### What to do:
Copy each line of the listing that includes "command".

### Data under study:
+===+
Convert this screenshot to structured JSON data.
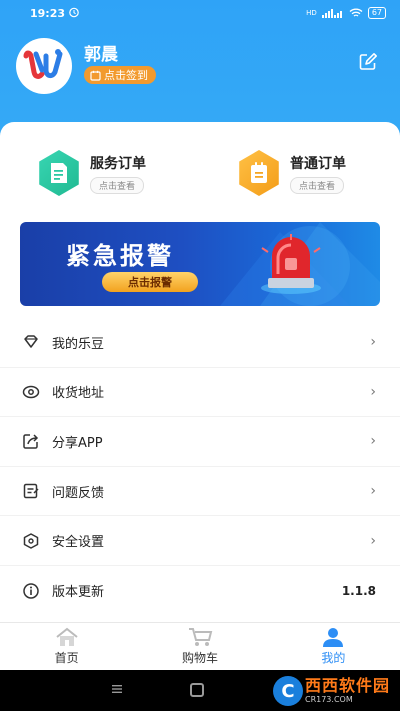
{
  "status_bar": {
    "time": "19:23",
    "signal": "HD",
    "battery": "67"
  },
  "profile": {
    "name": "郭晨",
    "checkin_label": "点击签到"
  },
  "orders": [
    {
      "title": "服务订单",
      "link": "点击查看",
      "color": "#2cc9a4"
    },
    {
      "title": "普通订单",
      "link": "点击查看",
      "color": "#f5a623"
    }
  ],
  "alarm": {
    "title": "紧急报警",
    "button_label": "点击报警"
  },
  "menu": [
    {
      "label": "我的乐豆",
      "icon": "diamond-icon"
    },
    {
      "label": "收货地址",
      "icon": "location-icon"
    },
    {
      "label": "分享APP",
      "icon": "share-icon"
    },
    {
      "label": "问题反馈",
      "icon": "feedback-icon"
    },
    {
      "label": "安全设置",
      "icon": "shield-icon"
    },
    {
      "label": "版本更新",
      "icon": "info-icon",
      "value": "1.1.8"
    }
  ],
  "tabs": [
    {
      "label": "首页",
      "icon": "home-icon"
    },
    {
      "label": "购物车",
      "icon": "cart-icon"
    },
    {
      "label": "我的",
      "icon": "user-icon",
      "active": true
    }
  ],
  "watermark": {
    "letter": "C",
    "main": "西西软件园",
    "sub": "CR173.COM"
  },
  "colors": {
    "header_blue": "#2fa3f7",
    "accent_orange": "#f29a2e",
    "active_tab": "#2d8ef5"
  }
}
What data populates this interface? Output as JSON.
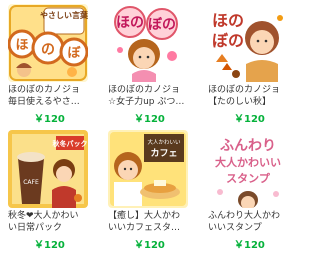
{
  "stickers": [
    {
      "title_line1": "ほのぼのカノジョ",
      "title_line2": "毎日使えるやさ…",
      "price": "￥120",
      "art_text": "やさしい言葉",
      "art_big": "ほのぼの",
      "accent": "#e8a825"
    },
    {
      "title_line1": "ほのぼのカノジョ",
      "title_line2": "☆女子力up ぷつ…",
      "price": "￥120",
      "art_text": "ほのぼの",
      "accent": "#e0566a"
    },
    {
      "title_line1": "ほのぼのカノジョ",
      "title_line2": "【たのしい秋】",
      "price": "￥120",
      "art_text": "ほのぼの",
      "accent": "#a33f1e"
    },
    {
      "title_line1": "秋冬❤大人かわい",
      "title_line2": "い日常パック",
      "price": "￥120",
      "art_text": "秋冬パック",
      "art_small": "CAFE",
      "accent": "#d93b2a"
    },
    {
      "title_line1": "【癒し】大人かわ",
      "title_line2": "いいカフェスタ…",
      "price": "￥120",
      "art_text": "大人かわいいカフェ",
      "accent": "#e8b34a"
    },
    {
      "title_line1": "ふんわり大人かわ",
      "title_line2": "いいスタンプ",
      "price": "￥120",
      "art_text": "ふんわり大人かわいいスタンプ",
      "accent": "#d9608a"
    }
  ]
}
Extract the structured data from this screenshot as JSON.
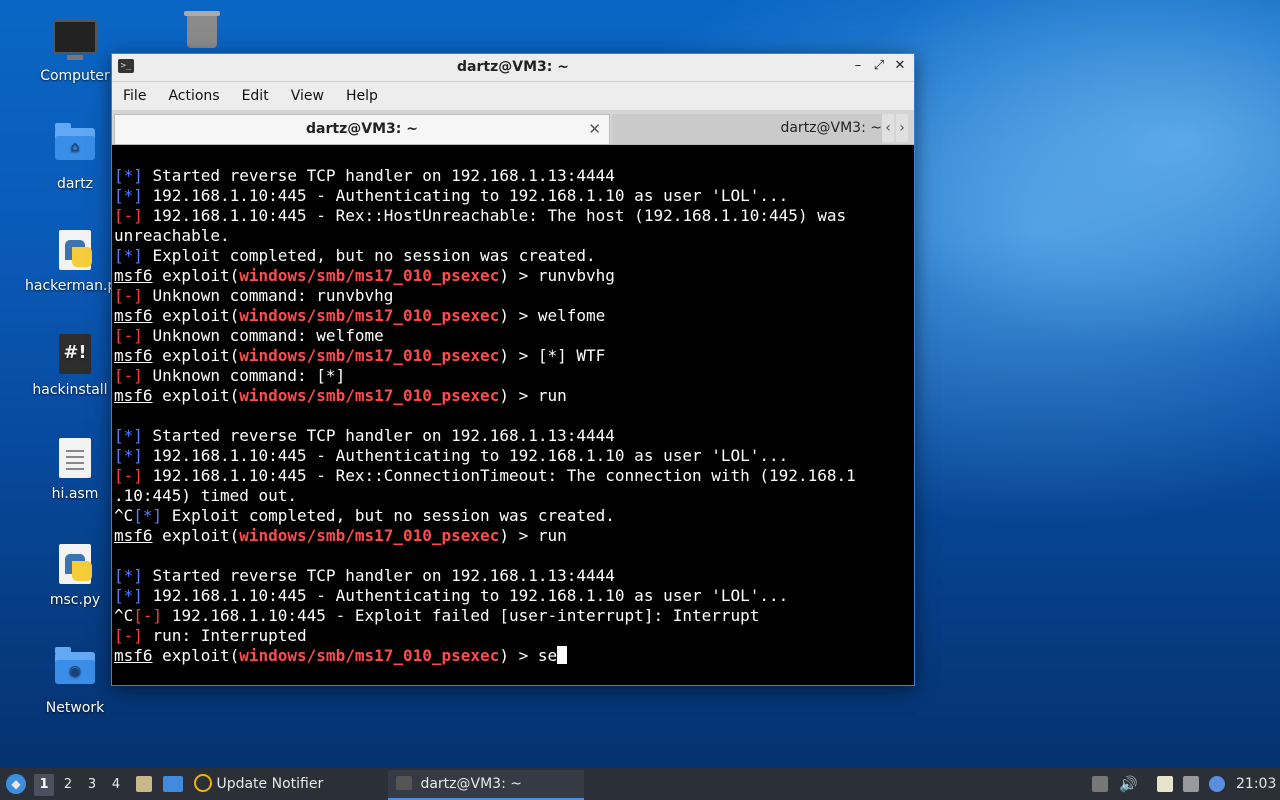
{
  "desktop": {
    "icons": [
      {
        "label": "Computer"
      },
      {
        "label": ""
      },
      {
        "label": "dartz"
      },
      {
        "label": "hackerman.py"
      },
      {
        "label": "hackinstall"
      },
      {
        "label": "hi.asm"
      },
      {
        "label": "msc.py"
      },
      {
        "label": "Network"
      }
    ]
  },
  "window": {
    "title": "dartz@VM3: ~",
    "menu": [
      "File",
      "Actions",
      "Edit",
      "View",
      "Help"
    ],
    "tabs": [
      {
        "label": "dartz@VM3: ~",
        "active": true
      },
      {
        "label": "dartz@VM3: ~",
        "active": false
      }
    ]
  },
  "terminal": {
    "module": "windows/smb/ms17_010_psexec",
    "lines": [
      {
        "kind": "info",
        "tag": "[*]",
        "text": " Started reverse TCP handler on 192.168.1.13:4444"
      },
      {
        "kind": "info",
        "tag": "[*]",
        "text": " 192.168.1.10:445 - Authenticating to 192.168.1.10 as user 'LOL'..."
      },
      {
        "kind": "err",
        "tag": "[-]",
        "text": " 192.168.1.10:445 - Rex::HostUnreachable: The host (192.168.1.10:445) was"
      },
      {
        "kind": "plain",
        "text": "unreachable."
      },
      {
        "kind": "info",
        "tag": "[*]",
        "text": " Exploit completed, but no session was created."
      },
      {
        "kind": "prompt",
        "cmd": "runvbvhg"
      },
      {
        "kind": "err",
        "tag": "[-]",
        "text": " Unknown command: runvbvhg"
      },
      {
        "kind": "prompt",
        "cmd": "welfome"
      },
      {
        "kind": "err",
        "tag": "[-]",
        "text": " Unknown command: welfome"
      },
      {
        "kind": "prompt",
        "cmd": "[*] WTF"
      },
      {
        "kind": "err",
        "tag": "[-]",
        "text": " Unknown command: [*]"
      },
      {
        "kind": "prompt",
        "cmd": "run"
      },
      {
        "kind": "plain",
        "text": ""
      },
      {
        "kind": "info",
        "tag": "[*]",
        "text": " Started reverse TCP handler on 192.168.1.13:4444"
      },
      {
        "kind": "info",
        "tag": "[*]",
        "text": " 192.168.1.10:445 - Authenticating to 192.168.1.10 as user 'LOL'..."
      },
      {
        "kind": "err",
        "tag": "[-]",
        "text": " 192.168.1.10:445 - Rex::ConnectionTimeout: The connection with (192.168.1"
      },
      {
        "kind": "plain",
        "text": ".10:445) timed out."
      },
      {
        "kind": "info",
        "prefix": "^C",
        "tag": "[*]",
        "text": " Exploit completed, but no session was created."
      },
      {
        "kind": "prompt",
        "cmd": "run"
      },
      {
        "kind": "plain",
        "text": ""
      },
      {
        "kind": "info",
        "tag": "[*]",
        "text": " Started reverse TCP handler on 192.168.1.13:4444"
      },
      {
        "kind": "info",
        "tag": "[*]",
        "text": " 192.168.1.10:445 - Authenticating to 192.168.1.10 as user 'LOL'..."
      },
      {
        "kind": "err",
        "prefix": "^C",
        "tag": "[-]",
        "text": " 192.168.1.10:445 - Exploit failed [user-interrupt]: Interrupt"
      },
      {
        "kind": "err",
        "tag": "[-]",
        "text": " run: Interrupted"
      },
      {
        "kind": "prompt",
        "cmd": "se",
        "cursor": true
      }
    ]
  },
  "taskbar": {
    "workspaces": [
      "1",
      "2",
      "3",
      "4"
    ],
    "active_workspace": "1",
    "tasks": [
      {
        "label": "Update Notifier",
        "icon": "update-notifier-icon"
      },
      {
        "label": "dartz@VM3: ~",
        "icon": "terminal-icon",
        "active": true
      }
    ],
    "clock": "21:03"
  }
}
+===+
### Exercise output:
        "text": " Unknown command: runvbvhg"
        "text": " Unknown command: welfome"
        "text": " Unknown command: [*]"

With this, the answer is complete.